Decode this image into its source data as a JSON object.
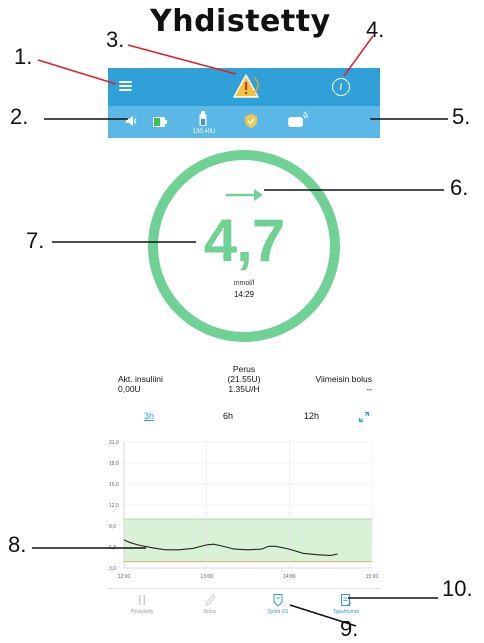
{
  "title": "Yhdistetty",
  "callouts": [
    "1.",
    "2.",
    "3.",
    "4.",
    "5.",
    "6.",
    "7.",
    "8.",
    "9.",
    "10."
  ],
  "app": {
    "colors": {
      "header": "#2fa0d8",
      "status_bar": "#5bb8e6",
      "glucose_green": "#6fd194",
      "accent_blue": "#2fa0d8"
    },
    "header": {
      "menu_icon": "hamburger-menu-icon",
      "alert_icon": "warning-triangle-icon",
      "info_icon": "info-circle-icon"
    },
    "status_bar": {
      "icons": [
        "speaker-vibrate-icon",
        "battery-icon",
        "insulin-cartridge-icon",
        "shield-check-icon",
        "cgm-transmitter-icon"
      ],
      "reservoir_label": "130.40U"
    },
    "glucose": {
      "value": "4,7",
      "unit": "mmol/l",
      "time": "14:29",
      "trend": "arrow-right-icon"
    },
    "insulin_info": {
      "active_label": "Akt. insuliini",
      "active_value": "0,00U",
      "basal_label": "Perus",
      "basal_total": "(21.55U)",
      "basal_rate": "1.35U/H",
      "last_bolus_label": "Viimeisin bolus",
      "last_bolus_value": "--"
    },
    "time_ranges": [
      {
        "label": "3h",
        "active": true
      },
      {
        "label": "6h",
        "active": false
      },
      {
        "label": "12h",
        "active": false
      }
    ],
    "expand_icon": "expand-arrows-icon",
    "bottom_nav": [
      {
        "label": "Pysäytetty",
        "icon": "pause-icon",
        "active": false
      },
      {
        "label": "Bolus",
        "icon": "pen-icon",
        "active": false
      },
      {
        "label": "Syötä VS",
        "icon": "glucose-drop-icon",
        "active": true
      },
      {
        "label": "Tapahtumat",
        "icon": "events-list-icon",
        "active": true
      }
    ]
  },
  "chart_data": {
    "type": "line",
    "x_ticks": [
      "12:00",
      "13:00",
      "14:00",
      "15:00"
    ],
    "y_ticks": [
      "21,0",
      "18,0",
      "15,0",
      "12,0",
      "9,0",
      "6,0",
      "3,0"
    ],
    "ylim": [
      3.0,
      21.0
    ],
    "target_range": [
      3.9,
      10.0
    ],
    "grid": true,
    "series": [
      {
        "x": [
          "12:00",
          "12:05",
          "12:10",
          "12:20",
          "12:30",
          "12:40",
          "12:50",
          "13:00",
          "13:05",
          "13:10",
          "13:20",
          "13:30",
          "13:40",
          "13:45",
          "13:50",
          "14:00",
          "14:10",
          "14:20",
          "14:30",
          "14:35"
        ],
        "values": [
          7.0,
          6.6,
          6.3,
          5.9,
          5.6,
          5.6,
          5.8,
          6.3,
          6.4,
          6.2,
          5.7,
          5.6,
          5.7,
          6.1,
          6.1,
          5.7,
          5.1,
          4.9,
          4.8,
          5.0
        ]
      }
    ]
  }
}
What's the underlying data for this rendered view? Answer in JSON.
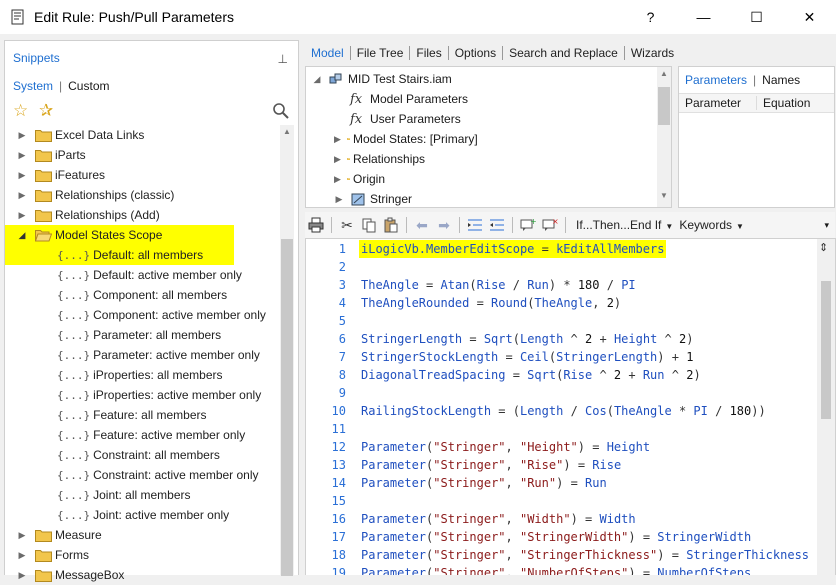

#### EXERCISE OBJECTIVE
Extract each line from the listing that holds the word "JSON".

#### WRITTEN SOLUTION
Decode this image into its source data as a JSON object.
What's the underlying data for this rendered view? Answer in JSON.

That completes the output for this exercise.